ABOUT THIS EXERCISE:
Give every entry again, unchanged, and leave its images out.

======== RECORDS PROVIDED

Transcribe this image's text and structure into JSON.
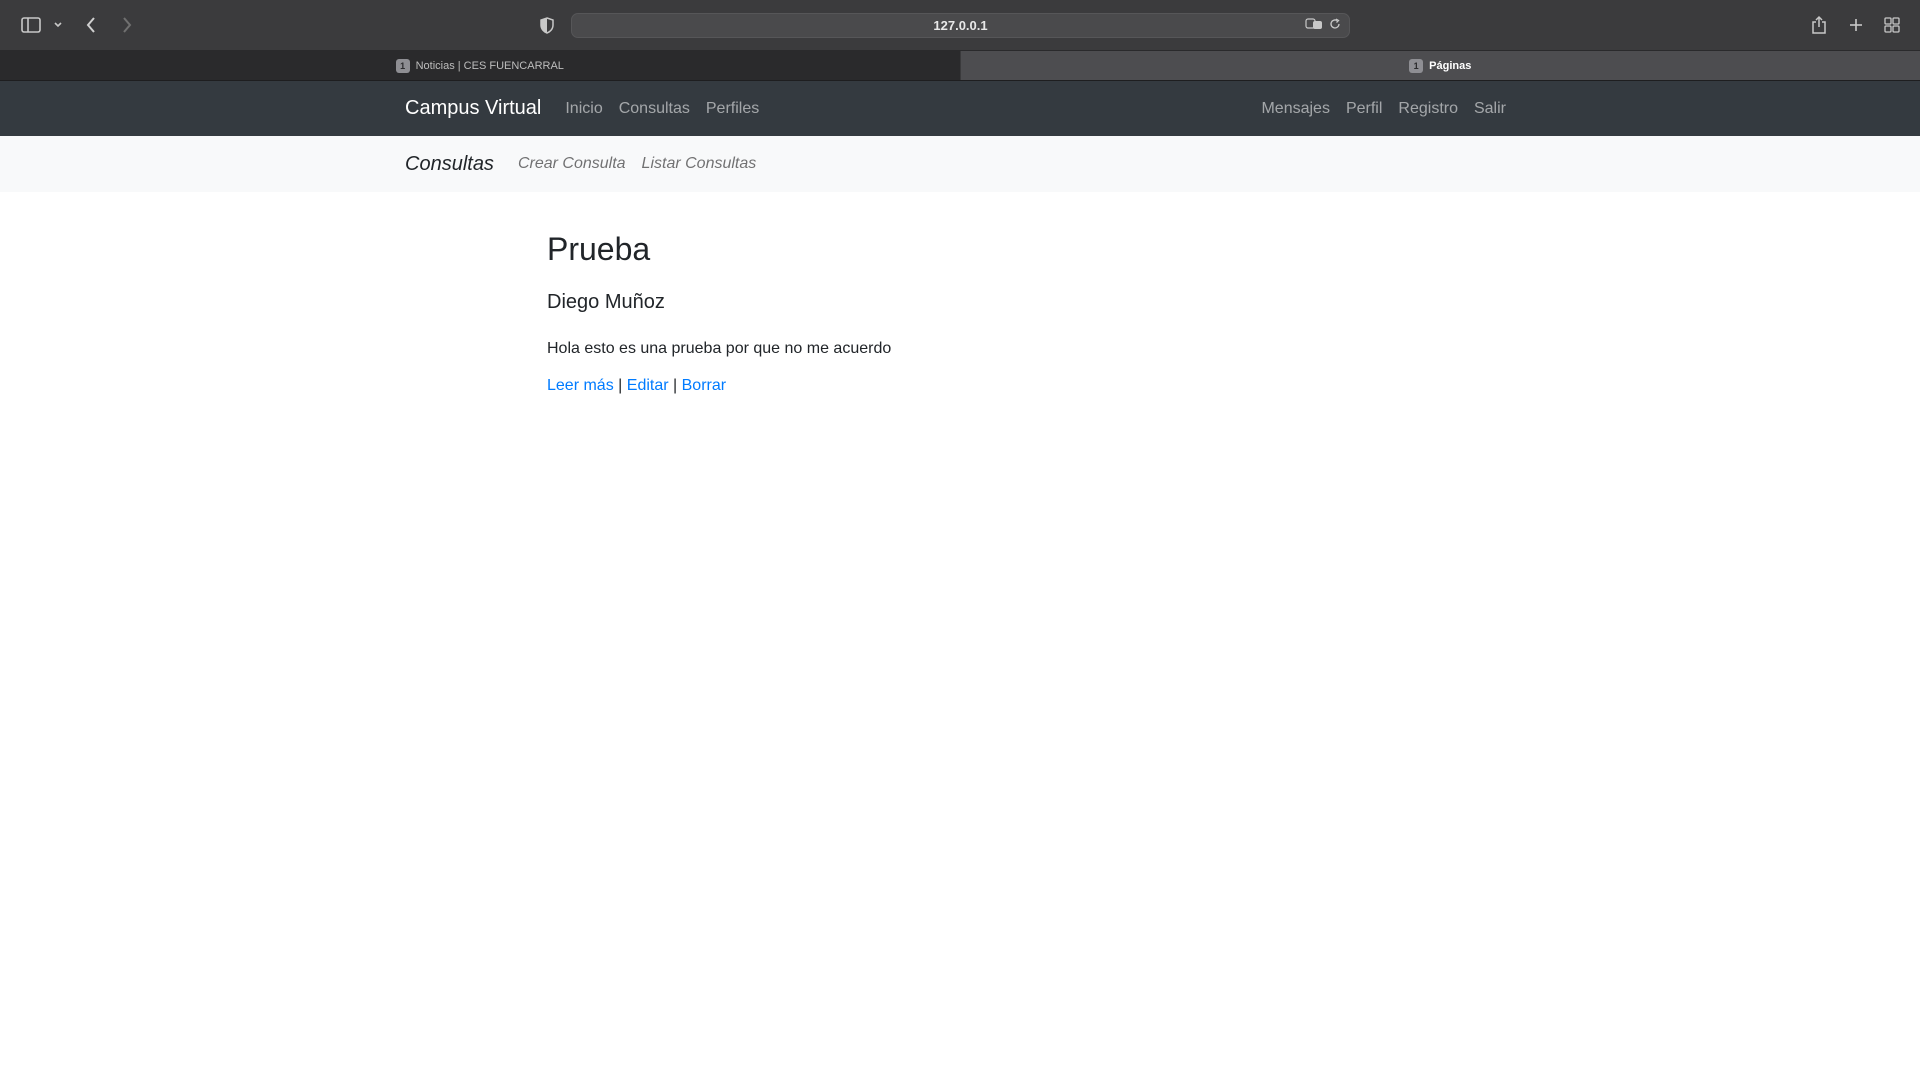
{
  "browser": {
    "url": "127.0.0.1",
    "tabs": [
      {
        "count": "1",
        "title": "Noticias | CES FUENCARRAL",
        "active": false
      },
      {
        "count": "1",
        "title": "Páginas",
        "active": true
      }
    ]
  },
  "navbar": {
    "brand": "Campus Virtual",
    "left_links": [
      "Inicio",
      "Consultas",
      "Perfiles"
    ],
    "right_links": [
      "Mensajes",
      "Perfil",
      "Registro",
      "Salir"
    ]
  },
  "subnav": {
    "brand": "Consultas",
    "links": [
      "Crear Consulta",
      "Listar Consultas"
    ]
  },
  "post": {
    "title": "Prueba",
    "author": "Diego Muñoz",
    "body": "Hola esto es una prueba por que no me acuerdo",
    "actions": {
      "read_more": "Leer más",
      "edit": "Editar",
      "delete": "Borrar",
      "separator": "|"
    }
  },
  "colors": {
    "navbar_bg": "#343a40",
    "subnav_bg": "#f8f9fa",
    "link": "#007bff"
  }
}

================

RESPONSE:
Transcribe this image's text and structure into JSON.
{
  "browser": {
    "url": "127.0.0.1",
    "tabs": [
      {
        "count": "1",
        "title": "Noticias | CES FUENCARRAL",
        "active": false
      },
      {
        "count": "1",
        "title": "Páginas",
        "active": true
      }
    ]
  },
  "navbar": {
    "brand": "Campus Virtual",
    "left_links": [
      "Inicio",
      "Consultas",
      "Perfiles"
    ],
    "right_links": [
      "Mensajes",
      "Perfil",
      "Registro",
      "Salir"
    ]
  },
  "subnav": {
    "brand": "Consultas",
    "links": [
      "Crear Consulta",
      "Listar Consultas"
    ]
  },
  "post": {
    "title": "Prueba",
    "author": "Diego Muñoz",
    "body": "Hola esto es una prueba por que no me acuerdo",
    "actions": {
      "read_more": "Leer más",
      "edit": "Editar",
      "delete": "Borrar",
      "separator": "|"
    }
  },
  "colors": {
    "navbar_bg": "#343a40",
    "subnav_bg": "#f8f9fa",
    "link": "#007bff"
  }
}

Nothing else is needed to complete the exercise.